- **Your instructions**
Scan the records for the string "time"; copy each line where it occurs.

Provided records section start

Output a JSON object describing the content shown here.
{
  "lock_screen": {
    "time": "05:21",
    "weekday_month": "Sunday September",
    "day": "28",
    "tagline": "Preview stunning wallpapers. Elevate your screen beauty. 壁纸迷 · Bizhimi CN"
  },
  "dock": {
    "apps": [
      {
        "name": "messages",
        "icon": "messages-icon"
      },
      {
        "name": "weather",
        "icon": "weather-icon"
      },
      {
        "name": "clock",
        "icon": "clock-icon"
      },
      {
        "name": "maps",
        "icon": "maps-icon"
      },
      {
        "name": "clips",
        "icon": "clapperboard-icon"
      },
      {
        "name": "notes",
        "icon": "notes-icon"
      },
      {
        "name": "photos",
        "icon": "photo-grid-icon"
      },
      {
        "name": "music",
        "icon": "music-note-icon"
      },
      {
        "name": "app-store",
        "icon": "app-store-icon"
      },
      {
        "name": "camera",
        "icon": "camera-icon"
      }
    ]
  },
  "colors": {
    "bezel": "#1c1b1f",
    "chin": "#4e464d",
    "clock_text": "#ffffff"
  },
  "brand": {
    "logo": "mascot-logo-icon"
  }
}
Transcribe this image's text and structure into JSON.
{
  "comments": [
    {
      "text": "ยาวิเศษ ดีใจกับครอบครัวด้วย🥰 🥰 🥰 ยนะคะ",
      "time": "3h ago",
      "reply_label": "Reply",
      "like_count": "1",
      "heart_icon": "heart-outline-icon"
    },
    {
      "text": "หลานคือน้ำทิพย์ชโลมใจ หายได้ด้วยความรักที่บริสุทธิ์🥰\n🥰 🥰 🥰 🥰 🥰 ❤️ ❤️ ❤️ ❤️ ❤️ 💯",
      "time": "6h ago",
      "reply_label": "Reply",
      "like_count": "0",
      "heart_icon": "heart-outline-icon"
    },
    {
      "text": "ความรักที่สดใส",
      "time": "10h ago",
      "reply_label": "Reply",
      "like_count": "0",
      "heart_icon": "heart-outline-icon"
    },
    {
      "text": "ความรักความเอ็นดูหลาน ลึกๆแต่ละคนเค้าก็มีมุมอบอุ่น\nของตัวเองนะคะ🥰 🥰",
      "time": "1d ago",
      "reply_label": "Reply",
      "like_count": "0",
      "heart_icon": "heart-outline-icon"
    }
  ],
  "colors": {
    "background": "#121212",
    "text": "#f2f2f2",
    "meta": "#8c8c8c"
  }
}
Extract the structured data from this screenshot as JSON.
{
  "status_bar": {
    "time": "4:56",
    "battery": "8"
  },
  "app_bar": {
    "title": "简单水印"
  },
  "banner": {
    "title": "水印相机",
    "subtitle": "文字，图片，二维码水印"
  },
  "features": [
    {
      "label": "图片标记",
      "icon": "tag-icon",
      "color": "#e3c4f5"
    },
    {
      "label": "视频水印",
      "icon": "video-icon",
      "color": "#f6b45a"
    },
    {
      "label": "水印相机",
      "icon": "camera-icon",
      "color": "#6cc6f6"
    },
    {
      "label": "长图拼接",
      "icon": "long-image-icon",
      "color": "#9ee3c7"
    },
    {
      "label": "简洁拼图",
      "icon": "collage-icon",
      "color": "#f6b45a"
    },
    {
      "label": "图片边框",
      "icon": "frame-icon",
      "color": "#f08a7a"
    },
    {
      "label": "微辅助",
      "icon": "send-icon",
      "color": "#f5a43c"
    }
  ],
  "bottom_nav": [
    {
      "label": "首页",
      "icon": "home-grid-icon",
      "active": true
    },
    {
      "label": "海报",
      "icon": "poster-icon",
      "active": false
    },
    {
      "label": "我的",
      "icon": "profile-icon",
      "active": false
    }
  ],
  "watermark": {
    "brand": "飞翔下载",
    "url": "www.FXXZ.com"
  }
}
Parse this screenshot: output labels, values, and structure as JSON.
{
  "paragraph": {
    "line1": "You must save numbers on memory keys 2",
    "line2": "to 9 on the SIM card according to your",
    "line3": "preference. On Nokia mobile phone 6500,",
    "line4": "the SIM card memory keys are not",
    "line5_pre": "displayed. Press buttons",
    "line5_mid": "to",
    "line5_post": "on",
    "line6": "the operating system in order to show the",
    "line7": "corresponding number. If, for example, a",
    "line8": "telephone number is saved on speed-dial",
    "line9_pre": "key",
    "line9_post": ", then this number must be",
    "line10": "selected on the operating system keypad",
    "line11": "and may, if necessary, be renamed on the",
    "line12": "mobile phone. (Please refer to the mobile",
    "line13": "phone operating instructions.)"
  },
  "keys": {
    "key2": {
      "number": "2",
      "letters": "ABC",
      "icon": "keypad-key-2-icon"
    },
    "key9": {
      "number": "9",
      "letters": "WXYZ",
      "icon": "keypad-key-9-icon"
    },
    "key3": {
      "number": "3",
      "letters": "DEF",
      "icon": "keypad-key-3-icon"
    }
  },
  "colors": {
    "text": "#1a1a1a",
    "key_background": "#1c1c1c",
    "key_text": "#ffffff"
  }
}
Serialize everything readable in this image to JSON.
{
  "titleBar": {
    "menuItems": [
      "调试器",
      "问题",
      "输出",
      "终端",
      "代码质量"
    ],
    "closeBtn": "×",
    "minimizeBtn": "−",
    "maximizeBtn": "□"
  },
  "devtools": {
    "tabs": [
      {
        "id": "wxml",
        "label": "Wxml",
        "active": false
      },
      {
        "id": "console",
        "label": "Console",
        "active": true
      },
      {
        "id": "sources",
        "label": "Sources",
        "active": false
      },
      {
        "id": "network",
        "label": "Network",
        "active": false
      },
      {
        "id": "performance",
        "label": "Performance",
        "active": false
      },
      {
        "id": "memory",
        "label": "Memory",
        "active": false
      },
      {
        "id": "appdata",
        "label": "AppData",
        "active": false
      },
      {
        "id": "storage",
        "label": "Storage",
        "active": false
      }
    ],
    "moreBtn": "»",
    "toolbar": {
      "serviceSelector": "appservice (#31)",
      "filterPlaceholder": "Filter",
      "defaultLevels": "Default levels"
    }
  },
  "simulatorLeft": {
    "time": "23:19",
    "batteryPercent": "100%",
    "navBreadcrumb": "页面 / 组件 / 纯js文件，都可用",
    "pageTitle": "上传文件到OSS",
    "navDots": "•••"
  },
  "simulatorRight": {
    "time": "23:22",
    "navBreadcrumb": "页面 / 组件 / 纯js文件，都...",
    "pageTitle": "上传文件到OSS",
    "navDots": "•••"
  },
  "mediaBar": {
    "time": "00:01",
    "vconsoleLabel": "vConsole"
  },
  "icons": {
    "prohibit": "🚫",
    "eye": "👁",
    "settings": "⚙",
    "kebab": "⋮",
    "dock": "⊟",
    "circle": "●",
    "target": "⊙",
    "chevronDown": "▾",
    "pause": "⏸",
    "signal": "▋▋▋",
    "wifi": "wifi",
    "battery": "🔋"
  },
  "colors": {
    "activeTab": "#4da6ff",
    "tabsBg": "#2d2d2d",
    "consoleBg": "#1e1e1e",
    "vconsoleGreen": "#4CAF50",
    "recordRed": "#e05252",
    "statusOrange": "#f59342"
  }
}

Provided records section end

- **Answer to the problem**
    "time": "05:21",
      "time": "3h ago",
      "time": "6h ago",
      "time": "10h ago",
      "time": "1d ago",
    "time": "4:56",
    "time": "23:19",
    "time": "23:22",
    "time": "00:01",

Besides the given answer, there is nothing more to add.